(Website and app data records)
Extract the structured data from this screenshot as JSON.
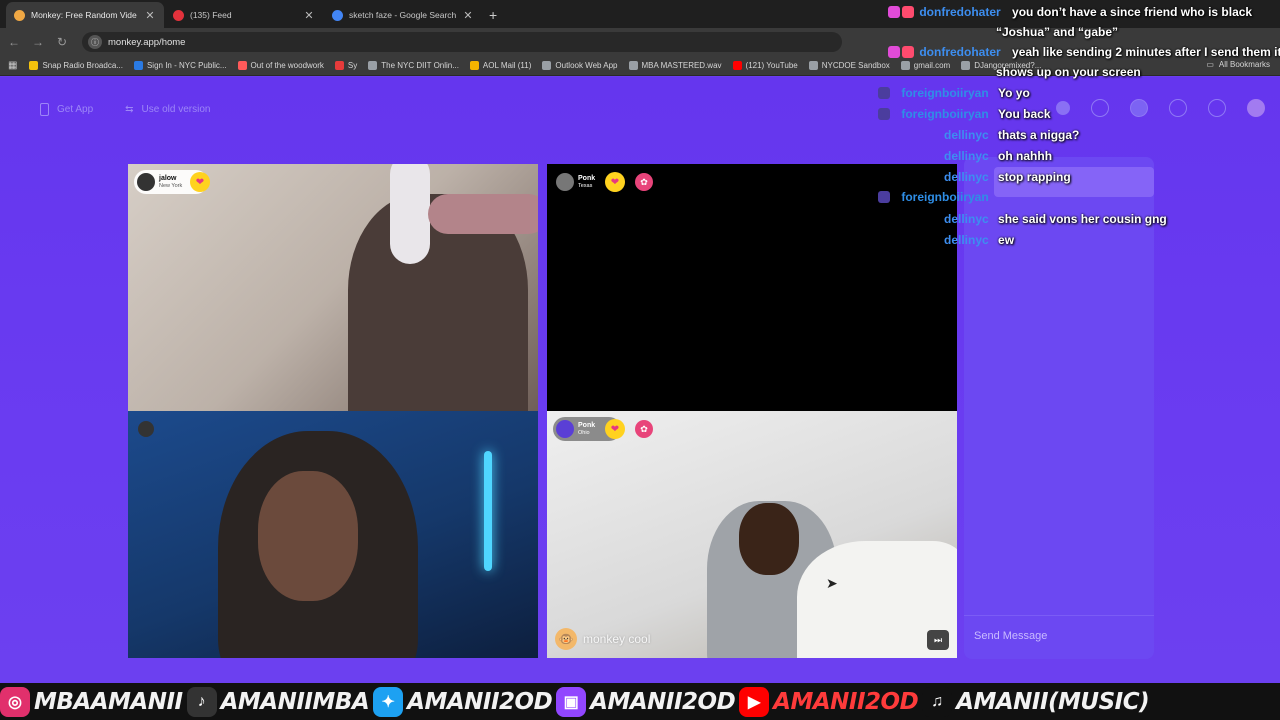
{
  "browser": {
    "tabs": [
      {
        "title": "Monkey: Free Random Vide",
        "color": "#f0a844",
        "active": true
      },
      {
        "title": "(135) Feed",
        "color": "#e3323c",
        "active": false
      },
      {
        "title": "sketch faze - Google Search",
        "color": "#4285f4",
        "active": false
      }
    ],
    "url": "monkey.app/home",
    "bookmarks": [
      {
        "label": "Snap Radio Broadca...",
        "color": "#f4c20d"
      },
      {
        "label": "Sign In - NYC Public...",
        "color": "#2a7ae2"
      },
      {
        "label": "Out of the woodwork",
        "color": "#ff5a5a"
      },
      {
        "label": "Sy",
        "color": "#e63b3b"
      },
      {
        "label": "The NYC DIIT Onlin...",
        "color": "#9aa0a6"
      },
      {
        "label": "AOL Mail (11)",
        "color": "#f5b400"
      },
      {
        "label": "Outlook Web App",
        "color": "#9aa0a6"
      },
      {
        "label": "MBA MASTERED.wav",
        "color": "#9aa0a6"
      },
      {
        "label": "(121) YouTube",
        "color": "#ff0000"
      },
      {
        "label": "NYCDOE Sandbox",
        "color": "#9aa0a6"
      },
      {
        "label": "gmail.com",
        "color": "#9aa0a6"
      },
      {
        "label": "DJangoremixed?...",
        "color": "#9aa0a6"
      }
    ],
    "all_bookmarks": "All Bookmarks"
  },
  "page": {
    "get_app": "Get App",
    "use_old_version": "Use old version",
    "videos": [
      {
        "name": "jalow",
        "location": "New York"
      },
      {
        "name": "Ponk",
        "location": "Texas"
      },
      {
        "name": "",
        "location": ""
      },
      {
        "name": "Ponk",
        "location": "Ohio"
      }
    ],
    "monkey_cool": "monkey cool",
    "send_message": "Send Message"
  },
  "stream_chat": [
    {
      "user": "donfredohater",
      "text": "you don’t have a since friend who is black",
      "color": "#3d8ef0"
    },
    {
      "user": "",
      "text": "“Joshua” and “gabe”",
      "color": "#3d8ef0"
    },
    {
      "user": "donfredohater",
      "text": "yeah like sending 2 minutes after I send them it",
      "color": "#3d8ef0"
    },
    {
      "user": "",
      "text": "shows up on your screen",
      "color": "#3d8ef0"
    },
    {
      "user": "foreignboiiryan",
      "text": "Yo yo",
      "color": "#2f8ee6"
    },
    {
      "user": "foreignboiiryan",
      "text": "You back",
      "color": "#2f8ee6"
    },
    {
      "user": "dellinyc",
      "text": "thats a nigga?",
      "color": "#3d8ef0"
    },
    {
      "user": "dellinyc",
      "text": "oh nahhh",
      "color": "#3d8ef0"
    },
    {
      "user": "dellinyc",
      "text": "stop rapping",
      "color": "#3d8ef0"
    },
    {
      "user": "foreignboiiryan",
      "text": "",
      "color": "#2f8ee6"
    },
    {
      "user": "dellinyc",
      "text": "she said vons her cousin gng",
      "color": "#3d8ef0"
    },
    {
      "user": "dellinyc",
      "text": "ew",
      "color": "#3d8ef0"
    }
  ],
  "socials": [
    {
      "platform": "instagram-icon",
      "handle": "MBAAMANII",
      "color": "#e1306c"
    },
    {
      "platform": "tiktok-icon",
      "handle": "AMANIIMBA",
      "color": "#222222"
    },
    {
      "platform": "twitter-icon",
      "handle": "AMANII2OD",
      "color": "#1da1f2"
    },
    {
      "platform": "twitch-icon",
      "handle": "AMANII2OD",
      "color": "#9146ff"
    },
    {
      "platform": "youtube-icon",
      "handle": "AMANII2OD",
      "color": "#ff0000"
    },
    {
      "platform": "music-icon",
      "handle": "AMANII(MUSIC)",
      "color": "#ffffff"
    }
  ]
}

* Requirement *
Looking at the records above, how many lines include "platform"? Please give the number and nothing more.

* Your response *
6